“Your sisters up stairs, Massa Harry. They so glad you come back,” she exclaimed, and dragged me along. She opened the door where they were seated at work.
“I have brought some strangers to see you,” I said, after our greetings were over. “You remember our cousin Jack Haultaught; he insisted on coming, he is a first-rate capital fellow, and a true friend of mine.”
“We shall be very glad to see him and to thank him,” said Mary and Jane together.
“And I shall be delighted,” cried Emily. “I recalled his giving me all sorts of curious things when he came back from his first voyage. I’ll run down and ask him in.”
“Mammy,” I said, feeling very doubtful how I could best prepare her for meeting her son. “You remember the commission you gave me, I did my best to execute it. I asked all the people I met if they knew Cheebo.”
“Ah, you no hear of him,” said Mammy, with a sigh.
“I did not say that,” I answered. “Mammy, you believe that God hears your prayers.”
“Yes, Massa Harry, I am sure He does,” she said, and then it seemed to flash across her that I had something of interest to communicate about her son.
“You hear of Cheebo, he become Christian, oh say dat, Massa Harry, say dat.”
“Yes, Mammy,” I answered, taking her hand, “I not only heard of him, but I have seen him; and, Mammy, do you think the joy would not be too much for you if I were to tell you that I hope you will see him too?”
“Oh, he is come! he is come!” exclaimed Mammy.
I made a sign to my sisters to remain with our old nurse, whispering to Mary that I was going to bring up her long lost son.
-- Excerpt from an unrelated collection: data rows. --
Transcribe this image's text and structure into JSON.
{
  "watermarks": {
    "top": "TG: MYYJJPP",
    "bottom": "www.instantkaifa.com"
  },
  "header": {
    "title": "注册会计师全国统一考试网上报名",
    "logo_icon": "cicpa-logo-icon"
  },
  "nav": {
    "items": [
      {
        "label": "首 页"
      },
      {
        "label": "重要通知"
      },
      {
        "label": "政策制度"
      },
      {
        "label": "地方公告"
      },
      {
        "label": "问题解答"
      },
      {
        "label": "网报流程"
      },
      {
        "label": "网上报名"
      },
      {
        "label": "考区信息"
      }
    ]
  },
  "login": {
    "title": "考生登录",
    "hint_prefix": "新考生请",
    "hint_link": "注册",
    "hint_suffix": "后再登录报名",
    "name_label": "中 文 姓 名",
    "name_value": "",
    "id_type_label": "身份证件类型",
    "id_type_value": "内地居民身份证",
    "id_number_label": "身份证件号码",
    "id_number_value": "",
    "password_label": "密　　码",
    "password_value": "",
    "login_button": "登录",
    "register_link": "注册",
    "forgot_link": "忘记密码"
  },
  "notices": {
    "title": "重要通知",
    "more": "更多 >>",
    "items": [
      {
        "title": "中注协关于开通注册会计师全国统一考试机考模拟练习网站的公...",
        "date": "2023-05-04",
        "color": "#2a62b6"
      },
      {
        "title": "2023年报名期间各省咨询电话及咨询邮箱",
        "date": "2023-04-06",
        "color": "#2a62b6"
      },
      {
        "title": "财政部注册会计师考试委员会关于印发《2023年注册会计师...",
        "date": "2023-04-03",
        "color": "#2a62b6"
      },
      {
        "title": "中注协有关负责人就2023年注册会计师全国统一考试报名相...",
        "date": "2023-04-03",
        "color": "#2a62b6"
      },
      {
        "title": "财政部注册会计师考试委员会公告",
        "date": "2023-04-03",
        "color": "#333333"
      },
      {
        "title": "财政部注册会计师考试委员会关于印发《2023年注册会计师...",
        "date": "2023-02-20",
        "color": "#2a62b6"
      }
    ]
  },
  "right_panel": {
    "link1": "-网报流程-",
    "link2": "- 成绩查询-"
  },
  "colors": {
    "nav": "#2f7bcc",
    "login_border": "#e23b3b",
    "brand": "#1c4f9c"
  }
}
I hurried down stairs, and found that Emily had already invited Jack and his companion into the house. I led Paul to the door, and my sisters slipping out; we left the old woman and her son together.
And now it is time that I should bring my yarn to a conclusion. Jack seemed to find Liverpool a very delightful place; and perhaps it may account for his so doing, when I say that before he went away he asked my sister Mary to marry him. She did not refuse. Soon afterwards he got his promotion, which he well deserved for his activity and zeal during his long service on the African coast.
Through the interest of the captain of the “Triton” I got appointed to a man-of-war brig on that station, where, being pretty well up to the tricks of the slavers, I was instrumental in capturing a number of vessels, and assisting to put down the abominable slave trade. As a good deal of prize money came into my pocket, I had the gratification of sending home considerable sums to my sisters. Mammy’s joy, when she found that not only had her son become a Christian, but that her husband had accepted the truth, was full. She willingly parted with Paul when she heard of his wish to become a missionary of the gospel. He returned to Sierra Leone, and after remaining a short time there, went on to Abeokuta, to labour with others in spreading the glad tidings of salvation among the dark-skinned sons of Africa.